There are four types of defenders: centre-back, sweeper, full-back, and wing-back. The centre-back and full-back positions are essential in most modern formations. The sweeper and wing-back roles are more specialised for certain formations.
A centre-back (also known as a central defender or centre-half) defends in the area directly in front of the goal, and tries to prevent opposing players, particularly centre-forwards, from scoring. Centre-backs accomplish this by blocking shots, tackling, intercepting passes, contesting headers and marking forwards to discourage the opposing team from passing to them.
With the ball, centre-backs are generally expected to make short and simple passes to their teammates, or to kick unaimed long balls down the field. For example, a clearance is a long unaimed kick intended to move the ball as far as possible from the defender's goal.
Defence was a new ship, laid down in Beverly, Massachusetts in 1779. She was owned by Andrew Cabot and Moses Brown, Beverly merchants who operated a number of privateers. Massachusetts archives list her as a 170-ton brigantine with 16 six-pound cannon and a crew of 100.Defence was recruited to join the Penobscot Expedition, organized by the state of Massachusetts in response to the seizure of Castine (in what is now Maine on Penobscot Bay) by British forces in June 1779. She was commissioned on July 6, 1779, with John Edmonds of Beverly as captain.
The expedition sailed in late July 1779. Due to differences among the commanders, the expedition was never able to mount a successful attack on the British at Castine, and the fleet was scattered after the arrival of British reinforcements on August 13. All of the ships of the expedition were lost, either sunk, scuttled, burned, or captured over the next two days. Defence was torched and abandoned in the harbor of Stockton Springs, where she then sank. The ship's owners were eventually able to recover some compensation from the state for their loss. They built another privateer, also named Defence, of 140 tons in late 1779.

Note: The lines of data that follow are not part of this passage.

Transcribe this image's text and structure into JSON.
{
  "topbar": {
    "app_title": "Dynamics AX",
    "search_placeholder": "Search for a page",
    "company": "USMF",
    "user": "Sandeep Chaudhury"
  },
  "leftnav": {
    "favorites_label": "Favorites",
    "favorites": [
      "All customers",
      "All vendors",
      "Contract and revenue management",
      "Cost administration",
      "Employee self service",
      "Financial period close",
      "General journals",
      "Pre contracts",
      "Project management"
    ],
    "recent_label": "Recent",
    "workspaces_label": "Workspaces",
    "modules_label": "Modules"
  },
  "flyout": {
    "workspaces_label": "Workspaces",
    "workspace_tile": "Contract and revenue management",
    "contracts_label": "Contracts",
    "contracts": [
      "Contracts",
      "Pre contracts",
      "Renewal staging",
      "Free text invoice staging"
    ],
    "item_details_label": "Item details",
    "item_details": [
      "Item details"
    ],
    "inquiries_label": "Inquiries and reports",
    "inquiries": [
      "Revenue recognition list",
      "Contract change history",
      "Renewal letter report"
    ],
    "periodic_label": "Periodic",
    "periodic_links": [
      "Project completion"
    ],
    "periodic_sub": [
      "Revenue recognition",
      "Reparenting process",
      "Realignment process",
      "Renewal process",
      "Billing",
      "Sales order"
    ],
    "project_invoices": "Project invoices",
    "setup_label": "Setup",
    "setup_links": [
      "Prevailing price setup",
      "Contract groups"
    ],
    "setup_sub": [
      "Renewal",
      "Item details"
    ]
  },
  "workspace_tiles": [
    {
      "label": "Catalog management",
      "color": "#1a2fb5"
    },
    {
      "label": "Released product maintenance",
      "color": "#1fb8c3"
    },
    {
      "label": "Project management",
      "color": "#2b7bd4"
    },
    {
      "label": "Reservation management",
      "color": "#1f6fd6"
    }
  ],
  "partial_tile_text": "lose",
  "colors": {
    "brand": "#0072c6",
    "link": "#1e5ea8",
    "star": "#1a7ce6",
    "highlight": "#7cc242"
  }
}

Island (stylized as iSLAND) is the fifth studio album by American hip hop duo G-Side. It was released by Slow Motion Soundz on November 11, 2011.
Evan Rytlewski of The A.V. Club gave the album a grade of B+, saying: "There are hundreds of rappers dwelling on the same themes of hustle and determination as Yung Clova and ST 2 Lettaz, including some that do so with nimbler flows and sharper wordplay, but there are few that match the duo's personality and conviction." Tom Breihan of Stereogum said: "Production team Block Beattaz has made another zoned-out polyglot music tapestry for them, sampling stuff like Joy Orbison and Tame Impala but grounding it in classic Southern rap thump."
Thomas Perry (born 1947) is an American mystery and thriller novelist. He received a 1983 Edgar Award from the Mystery Writers of America for Best First Novel.
Perry's work has covered a variety of fictional suspense starting with The Butcher's Boy, which received a 1983 Edgar Award from the Mystery Writers of America for Best First Novel, followed by Metzger's Dog, Big Fish, Island, and Sleeping Dogs. He then launched the critically acclaimed Jane Whitefield series: Vanishing Act (chosen as one of the "100 Favorite Mysteries of the Century" by the Independent Mystery Booksellers Association), Dance for the Dead, Shadow Woman, The Face Changers, Blood Money, Runner, and Poison Flower. The New York Times selected Nightlife for its best seller selection. From this point, Perry has elected to develop a non-series list of mysteries with Death Benefits, Pursuit (which won a Gumshoe Award in 2002), Dead Aim, Night Life, Fidelity, and Strip. In The Informant, released in 2011, Perry brought back the hit-man character first introduced in The Butcher's Boy and later the protagonist in Sleeping Dogs.